■ PROBLEM TO SOLVE ■
Take the entries below and reproduce them word for word.

■ RECORDS SHOWN ■
((

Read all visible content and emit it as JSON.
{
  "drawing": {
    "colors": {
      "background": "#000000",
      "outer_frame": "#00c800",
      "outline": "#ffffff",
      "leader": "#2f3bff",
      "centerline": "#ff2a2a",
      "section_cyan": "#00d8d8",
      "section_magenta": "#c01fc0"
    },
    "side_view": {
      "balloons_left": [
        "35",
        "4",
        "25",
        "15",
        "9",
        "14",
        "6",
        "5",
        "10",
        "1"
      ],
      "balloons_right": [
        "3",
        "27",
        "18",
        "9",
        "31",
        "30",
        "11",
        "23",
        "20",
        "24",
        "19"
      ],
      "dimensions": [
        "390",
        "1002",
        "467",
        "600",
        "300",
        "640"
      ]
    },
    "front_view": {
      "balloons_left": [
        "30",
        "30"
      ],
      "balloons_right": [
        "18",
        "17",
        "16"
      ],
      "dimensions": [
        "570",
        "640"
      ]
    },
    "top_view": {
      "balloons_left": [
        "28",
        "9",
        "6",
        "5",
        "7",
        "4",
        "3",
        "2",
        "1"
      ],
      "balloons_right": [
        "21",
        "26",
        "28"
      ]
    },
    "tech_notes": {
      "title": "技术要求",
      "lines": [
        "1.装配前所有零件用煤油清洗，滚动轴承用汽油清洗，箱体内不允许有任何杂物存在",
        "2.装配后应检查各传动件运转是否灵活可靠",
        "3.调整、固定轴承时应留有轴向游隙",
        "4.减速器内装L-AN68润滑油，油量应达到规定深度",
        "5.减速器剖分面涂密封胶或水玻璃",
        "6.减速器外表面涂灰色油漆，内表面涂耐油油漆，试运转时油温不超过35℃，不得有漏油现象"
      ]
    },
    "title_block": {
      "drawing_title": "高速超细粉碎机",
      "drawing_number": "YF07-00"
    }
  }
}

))

■ TASK RESULT ■
Read all visible content and emit it as JSON.
{
  "drawing": {
    "colors": {
      "background": "#000000",
      "outer_frame": "#00c800",
      "outline": "#ffffff",
      "leader": "#2f3bff",
      "centerline": "#ff2a2a",
      "section_cyan": "#00d8d8",
      "section_magenta": "#c01fc0"
    },
    "side_view": {
      "balloons_left": [
        "35",
        "4",
        "25",
        "15",
        "9",
        "14",
        "6",
        "5",
        "10",
        "1"
      ],
      "balloons_right": [
        "3",
        "27",
        "18",
        "9",
        "31",
        "30",
        "11",
        "23",
        "20",
        "24",
        "19"
      ],
      "dimensions": [
        "390",
        "1002",
        "467",
        "600",
        "300",
        "640"
      ]
    },
    "front_view": {
      "balloons_left": [
        "30",
        "30"
      ],
      "balloons_right": [
        "18",
        "17",
        "16"
      ],
      "dimensions": [
        "570",
        "640"
      ]
    },
    "top_view": {
      "balloons_left": [
        "28",
        "9",
        "6",
        "5",
        "7",
        "4",
        "3",
        "2",
        "1"
      ],
      "balloons_right": [
        "21",
        "26",
        "28"
      ]
    },
    "tech_notes": {
      "title": "技术要求",
      "lines": [
        "1.装配前所有零件用煤油清洗，滚动轴承用汽油清洗，箱体内不允许有任何杂物存在",
        "2.装配后应检查各传动件运转是否灵活可靠",
        "3.调整、固定轴承时应留有轴向游隙",
        "4.减速器内装L-AN68润滑油，油量应达到规定深度",
        "5.减速器剖分面涂密封胶或水玻璃",
        "6.减速器外表面涂灰色油漆，内表面涂耐油油漆，试运转时油温不超过35℃，不得有漏油现象"
      ]
    },
    "title_block": {
      "drawing_title": "高速超细粉碎机",
      "drawing_number": "YF07-00"
    }
  }
}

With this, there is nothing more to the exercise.